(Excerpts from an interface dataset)
########################################
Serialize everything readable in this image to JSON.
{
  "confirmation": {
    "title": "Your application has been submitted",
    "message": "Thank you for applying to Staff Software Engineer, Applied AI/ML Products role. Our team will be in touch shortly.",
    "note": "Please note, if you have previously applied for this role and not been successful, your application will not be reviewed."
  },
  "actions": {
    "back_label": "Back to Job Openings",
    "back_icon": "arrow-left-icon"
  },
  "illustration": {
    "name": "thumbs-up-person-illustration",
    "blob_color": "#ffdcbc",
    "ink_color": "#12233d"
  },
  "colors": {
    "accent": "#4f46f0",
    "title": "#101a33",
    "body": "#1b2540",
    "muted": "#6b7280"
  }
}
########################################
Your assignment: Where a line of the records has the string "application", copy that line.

Written answer:
    "title": "Your application has been submitted",
    "note": "Please note, if you have previously applied for this role and not been successful, your application will not be reviewed."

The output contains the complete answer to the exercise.